Sunday, January 18, 2009

An Important Message to Young Democrats

A few days ago, I found some very important remarks embedded in a Washington Post essay arguing that liberals should finally give George W. Bush credit for the surge.

The argument was somewhat compelling although I think fully exploring the issue requires closer to a thousand pages than a thousand words.

The surge and George W. Bush's role aside, the author, Peter Beinart, made a very important argument halfway through the essay that I felt important to quote here: entire generation of Democrats now takes it for granted that on the big questions, the right is always wrong. Older liberals remember the Persian Gulf War, which most congressional Democrats opposed and most congressional Republicans supported -- and the Republicans were proven right. They also remember the welfare reform debate of the mid-1990s, when prominent liberals predicted disaster, and disaster didn't happen.

Younger liberals, by contrast, have had no such chastening experiences. Watching the Bush administration flit from disaster to disaster, they have grown increasingly dismissive of conservatives in the process..... They have never had the ideologically humbling experience of watching the people whose politics they loathe be proven right.

In this way, they are a little like the Bushies themselves.
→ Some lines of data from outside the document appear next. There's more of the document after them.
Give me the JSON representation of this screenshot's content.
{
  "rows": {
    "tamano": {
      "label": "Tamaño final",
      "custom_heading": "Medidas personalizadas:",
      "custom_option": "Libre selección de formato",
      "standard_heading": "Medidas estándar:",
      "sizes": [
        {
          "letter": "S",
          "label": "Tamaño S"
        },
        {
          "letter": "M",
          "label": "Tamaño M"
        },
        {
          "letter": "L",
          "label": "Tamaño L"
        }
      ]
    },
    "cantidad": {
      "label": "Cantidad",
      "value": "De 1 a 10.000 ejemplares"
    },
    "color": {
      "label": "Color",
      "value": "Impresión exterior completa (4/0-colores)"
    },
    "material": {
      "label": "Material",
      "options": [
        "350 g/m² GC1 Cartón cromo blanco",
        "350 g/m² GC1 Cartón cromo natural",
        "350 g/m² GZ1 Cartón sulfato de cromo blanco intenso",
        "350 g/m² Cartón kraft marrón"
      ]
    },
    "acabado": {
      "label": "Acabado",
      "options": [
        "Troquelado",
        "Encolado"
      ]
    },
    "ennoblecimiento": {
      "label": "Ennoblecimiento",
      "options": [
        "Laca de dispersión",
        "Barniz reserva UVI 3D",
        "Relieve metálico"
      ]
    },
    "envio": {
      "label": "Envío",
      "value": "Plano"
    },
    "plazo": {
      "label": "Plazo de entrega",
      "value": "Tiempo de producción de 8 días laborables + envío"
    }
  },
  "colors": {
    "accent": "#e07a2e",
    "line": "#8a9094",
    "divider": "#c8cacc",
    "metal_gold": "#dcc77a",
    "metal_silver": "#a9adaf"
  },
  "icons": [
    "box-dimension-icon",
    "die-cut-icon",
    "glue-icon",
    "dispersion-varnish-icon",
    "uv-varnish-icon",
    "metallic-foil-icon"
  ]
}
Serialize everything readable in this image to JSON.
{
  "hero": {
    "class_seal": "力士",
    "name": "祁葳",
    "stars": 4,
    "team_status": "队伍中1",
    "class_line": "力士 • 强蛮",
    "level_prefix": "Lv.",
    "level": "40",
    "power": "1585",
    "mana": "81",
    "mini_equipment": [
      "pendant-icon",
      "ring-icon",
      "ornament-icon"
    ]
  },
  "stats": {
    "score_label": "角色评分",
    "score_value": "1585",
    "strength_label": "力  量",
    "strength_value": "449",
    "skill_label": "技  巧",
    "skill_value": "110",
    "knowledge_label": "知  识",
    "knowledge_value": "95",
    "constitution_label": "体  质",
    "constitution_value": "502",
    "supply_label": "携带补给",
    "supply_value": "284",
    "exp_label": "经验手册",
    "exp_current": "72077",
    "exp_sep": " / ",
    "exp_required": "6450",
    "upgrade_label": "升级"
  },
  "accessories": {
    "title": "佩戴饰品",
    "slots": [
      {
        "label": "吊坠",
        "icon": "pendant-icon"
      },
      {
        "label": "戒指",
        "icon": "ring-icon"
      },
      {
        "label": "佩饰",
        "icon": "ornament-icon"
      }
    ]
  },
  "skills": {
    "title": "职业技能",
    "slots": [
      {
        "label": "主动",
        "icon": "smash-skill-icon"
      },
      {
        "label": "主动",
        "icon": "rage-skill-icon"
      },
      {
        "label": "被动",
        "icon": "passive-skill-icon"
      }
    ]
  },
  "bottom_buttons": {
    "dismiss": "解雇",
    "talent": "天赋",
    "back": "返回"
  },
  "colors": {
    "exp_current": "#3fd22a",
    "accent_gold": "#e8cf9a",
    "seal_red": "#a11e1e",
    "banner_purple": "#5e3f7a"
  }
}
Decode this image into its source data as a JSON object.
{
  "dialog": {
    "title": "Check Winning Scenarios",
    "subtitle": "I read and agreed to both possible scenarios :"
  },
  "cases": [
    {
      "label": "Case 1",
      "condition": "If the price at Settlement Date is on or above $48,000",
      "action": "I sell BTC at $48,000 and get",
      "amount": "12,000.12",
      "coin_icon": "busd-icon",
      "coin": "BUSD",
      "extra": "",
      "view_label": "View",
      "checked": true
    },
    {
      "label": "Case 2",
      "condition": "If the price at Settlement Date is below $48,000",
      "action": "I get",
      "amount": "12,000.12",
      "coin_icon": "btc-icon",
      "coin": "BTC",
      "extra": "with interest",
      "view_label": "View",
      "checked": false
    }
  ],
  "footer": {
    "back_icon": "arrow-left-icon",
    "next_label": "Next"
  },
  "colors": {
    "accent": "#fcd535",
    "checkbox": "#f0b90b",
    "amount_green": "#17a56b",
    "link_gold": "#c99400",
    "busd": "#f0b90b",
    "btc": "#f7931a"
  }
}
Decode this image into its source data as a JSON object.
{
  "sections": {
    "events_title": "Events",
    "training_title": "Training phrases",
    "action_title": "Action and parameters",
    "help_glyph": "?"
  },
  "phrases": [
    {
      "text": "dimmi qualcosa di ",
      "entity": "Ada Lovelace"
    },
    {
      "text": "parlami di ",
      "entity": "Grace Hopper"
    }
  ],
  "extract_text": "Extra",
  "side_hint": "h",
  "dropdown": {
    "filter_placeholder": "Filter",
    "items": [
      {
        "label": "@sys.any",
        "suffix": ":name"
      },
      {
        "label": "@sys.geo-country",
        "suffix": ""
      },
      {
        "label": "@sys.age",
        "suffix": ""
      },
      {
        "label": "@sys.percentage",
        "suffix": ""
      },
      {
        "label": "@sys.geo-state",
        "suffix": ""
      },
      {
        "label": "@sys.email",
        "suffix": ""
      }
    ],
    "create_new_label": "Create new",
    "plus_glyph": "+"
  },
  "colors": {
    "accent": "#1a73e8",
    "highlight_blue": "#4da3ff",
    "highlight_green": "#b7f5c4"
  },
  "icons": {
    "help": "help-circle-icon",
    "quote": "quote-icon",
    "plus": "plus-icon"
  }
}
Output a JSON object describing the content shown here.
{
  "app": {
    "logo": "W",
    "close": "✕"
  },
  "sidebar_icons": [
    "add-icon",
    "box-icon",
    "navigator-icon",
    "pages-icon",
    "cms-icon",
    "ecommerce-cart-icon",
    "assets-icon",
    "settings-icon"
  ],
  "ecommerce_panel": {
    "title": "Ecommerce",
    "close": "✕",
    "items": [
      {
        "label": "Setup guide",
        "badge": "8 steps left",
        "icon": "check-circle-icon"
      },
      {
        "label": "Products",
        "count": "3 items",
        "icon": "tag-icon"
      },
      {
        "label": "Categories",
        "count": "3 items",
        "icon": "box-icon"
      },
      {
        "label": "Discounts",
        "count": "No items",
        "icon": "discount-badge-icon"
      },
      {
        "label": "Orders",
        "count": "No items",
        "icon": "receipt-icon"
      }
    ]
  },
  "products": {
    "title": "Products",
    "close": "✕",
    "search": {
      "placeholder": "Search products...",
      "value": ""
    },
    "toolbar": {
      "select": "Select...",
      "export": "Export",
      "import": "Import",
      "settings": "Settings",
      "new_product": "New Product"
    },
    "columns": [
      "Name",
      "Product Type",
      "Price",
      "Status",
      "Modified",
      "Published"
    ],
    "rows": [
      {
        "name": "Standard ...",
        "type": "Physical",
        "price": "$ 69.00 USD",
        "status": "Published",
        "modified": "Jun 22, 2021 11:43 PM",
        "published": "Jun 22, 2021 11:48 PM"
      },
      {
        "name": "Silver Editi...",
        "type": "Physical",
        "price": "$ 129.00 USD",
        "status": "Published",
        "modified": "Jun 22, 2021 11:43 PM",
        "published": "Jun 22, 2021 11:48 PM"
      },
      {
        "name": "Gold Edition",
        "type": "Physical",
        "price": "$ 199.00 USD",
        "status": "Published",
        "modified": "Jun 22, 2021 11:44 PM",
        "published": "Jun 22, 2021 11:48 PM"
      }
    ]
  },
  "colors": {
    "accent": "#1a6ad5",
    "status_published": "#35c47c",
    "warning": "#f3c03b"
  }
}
One reason the Bush administration fell prey to such monumental hubris was that it didn't take its critics seriously.

Wednesday, January 14, 2009

Courage in Afghanistan

The New York Times ran an incredibly story today about the terror that has been inflicted on young females in Afghanistan that have been trying to attend school following the overthrow of the Taliban.

I'm going to include the first few lines of the article below, but if you need an uplifting story of courage or a bit of perspective on the challenges our society faces relative to others, you should consider reading the whole thing.

One morning two months ago, Shamsia Husseini and her sister were walking through the muddy streets to the local girls school when a man pulled alongside them on a motorcycle and posed what seemed like an ordinary question.

“Are you going to school?”

Then the man pulled Shamsia’s burqa from her head and sprayed her face with burning acid. Scars, jagged and discolored, now spread across Shamsia’s eyelids and most of her left cheek. These days, her vision goes blurry, making it hard for her to read.

But if the acid attack against Shamsia and 14 others — students and teachers — was meant to terrorize the girls into staying home, it appears to have completely failed.

Today, nearly all of the wounded girls are back at the Mirwais School for Girls, including even Shamsia, whose face was so badly burned that she had to be sent abroad for treatment. Perhaps even more remarkable, nearly every other female student in this deeply conservative community has returned as well — about 1,300 in all.

Wednesday, January 7, 2009

Long Overdue

This morning, President-Elect Obama introduced his selection to fill a new position created by his new Administration: The Government Chief Performance Officer.

This is one of those ideas that makes you wonder why it wasn't done two or three decades ago.

Basically, the new Performance Officer, who will report directly the President (giving her real power), will be in charge of developing and monitoring metrics to evaluate the efficiency and effectiveness of government programs.

It will almost certainly take a few years for the new organization to have a substantial impact, but this is a big step in a positive direction.

You can read about the office and the selection here.

Saturday, January 3, 2009

Noonan on Political Dynasties

Peggy Noonan, writing in the Wall Street Journal about the possible appointment of Caroline Kennedy to the U.S. Senate, made some general remarks about the effects of nepotism on our political system.

I found some of it quite insightful so I want to cite a bit of the essay here.

People who've seen politics up close when young tend to be embarrassed to be in politics. This is because they have seen too much of the show-biz aspects, the balloons and smiles and rallies. They are rarely (and this is odd) tutored in the meaning behind the artifice: that the artifice exists for a purpose, and the purpose is to advance a candidate who will advance a constructive philosophy. And so they find the idea of coming up with a philosophy sort of show-offy, off point and insincere.

This is one reason modern political dynasties tend to have a deleterious effect on our politics. When you get new people in the process who think politics is about meaning, they tend to bring the meaning with them. On the other hand, those who've learned that politics is about small and shallow things, and the romance of dynasties, bring that with them. (They also bring old retainers, sycophants and ingrained money lines, none of which help the common weal.) Those who are just born into it and just want to continue it, bring a certain ambivalence. And signal it. They're always slouching toward victory. It's not terrible, but it doesn't do any great good, either.

Because I have not studied Caroline Kennedy, I would be uncomfortable agreeing that Noonan's generalization can be fairly applied to her. That being said, it does seem accurate in general.

I was especially struck by Noonan's choice of words at the end of the first paragraph. She is saying that veteran political candidates and operators find the advancement of a philosophy insincere - as if they believe that they are powerless to promote any agenda they claim to support once they are in office.

I reject this mentality if for no other reason than the ability it gives politicians to shun any sense of responsibility for what they say and how they vote. And yet... the more I learn about how our political system works, I wonder if the belief is not largely valid - and what can be done to change it?

Noonan's entire essay can be found here.